Thursday, March 27, 2014

When you think "El Paso," what comes to mind?

Three years ago Jim and I drove by El Paso, Texas, on Interstate 10.  We saw dilapidated homes on the Mexican side of the border, traffic was intense, and all I could think was "I want to be someplace smaller and safer."  

This time we decided to stop in El Paso but were not expecting much.  We thought El Paso equaled crime, drugs and dust.

We stand corrected. 

Almost right off the bat, we heard that in 2014 El Paso was ranked the safest large city in the US for the fourth straight year by an annual study called City Crime Rankings and has been in the study's top three cities with the lowest crime rate since 1997.  Apparently we are not alone with our initial impression, however: two locals we met our first days here -- a young professional-looking man we met while exploring downtown and a server at a pub -- told us they loved El Paso but that it had an undeserved bad reputation.

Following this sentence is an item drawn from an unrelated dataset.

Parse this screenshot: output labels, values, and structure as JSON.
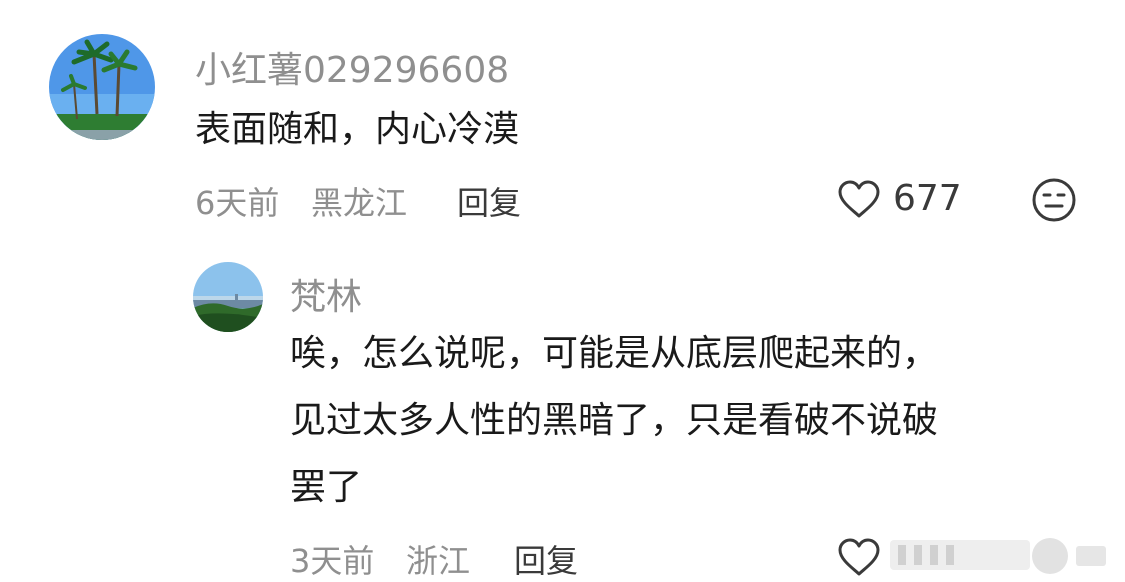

And the downtown area is lovely.  Restored historic buildings.  A plaza that looks like something I'd imagine you see in a thriving Mexican town.  Pocket parks.  Walkable streets.

Never would have guessed.
Jim near El Paso's Convention Center.
The El Paso Zoo has a painting "Enrichment Program" for it's animals, and about a dozen of the pieces were hanging at the El Paso's Visitor's Center.  The painting above was done by a Sumatran Orangutang named Ibu.  Ibu is the only El Paso Zoo resident who uses a brush to paint and the zoo folks gave her a specially-designed brush that she can't break.  Ibu's favorite paint color is red and she likes to taste her paint.  And this didn't sound nearly as stupid when I read it at the Visitor's Center.
The Kress Building was designed by a company architect for the S. H. Kress and Company, which operated one of its "five and dime" store in El Paso from 1938 until 1997. Most of downtown El Paso seems bustling, but I think this building is empty.  I hope someone restores it because it has beautiful details.
Left: Centre Building, formerly the White House Department Store and Hotel McCoy.  It opened in 1912; the department store was in the basement and the hotel was housed the other six floors.  Right: Mills Building.  It once housed an architectural firm (Trost and Trost) that designed hundreds of buildings in El Paso and other southwest cities.  
A Tiffany stained glass dome in downtown El Paso's elegant Camino Real Hotel.
Artwork on an under-construction off ramp?  I'm not sure, but it's a fun look.
Our lunches at Leo's Restaurant in El Paso.  I had to try the chicken mole (above, front) because nearly 40 years ago I attempted this dish for a dinner party, couldn't find the needed ingredients, and faked it with chocolate and who knows what else (which is my usual cooking style.)  My "chocolate chicken" is still infamous among friends and synonymous for "yuck."  The one above was delectable. The guy we chatted with near the Convention Center suggested this restaurant.  Thank you, Mike!
An Aztec calendar sculpture in one of downtown El Paso's small parks. I read that another El Paso Aztec calendar has solar panels directing electricity to outlets people use to charge phones and other devices. Plus the park has free wifi.
A typical sidewalk display at the Downtown Shopping District near the Mexico/US border. We took a free shuttle to the market and were the only passengers not speaking Spanish.
Downtown as seen from near UTEP, the University  of Texas at El Paso.

And, just because we thought they were pretty, photos of a few houses near UTEP:


  1. We, too, have negative feelings about El Paso from just driving through. Nice that you stopped and found out there's more than meets the eye along the interstate.

    1. El Paso was a nice surprise. We were only going to stay two days and ended up staying a week. So sorry about your bikes but glad your insurance backed you up. And thanks for listing us on your blog -- we've been getting lots of hits. Safe travels!

  2. To answer your question -- Marty Robbins and Rosa's Cantina! Showing my age. Of course, at the time (back in the early 60s) I would have kept the fact that I listened to a "Country/Western" song a secret. Sophisticates like me just listened to "Rock". Now I know enough to know that no one cares what music I listen(ed) to. But boy, that song sure wrapped everything up for me. Romance, Violence, Jealousy, and of course the universal truth that in the end the love for a woman brings nothing but trouble.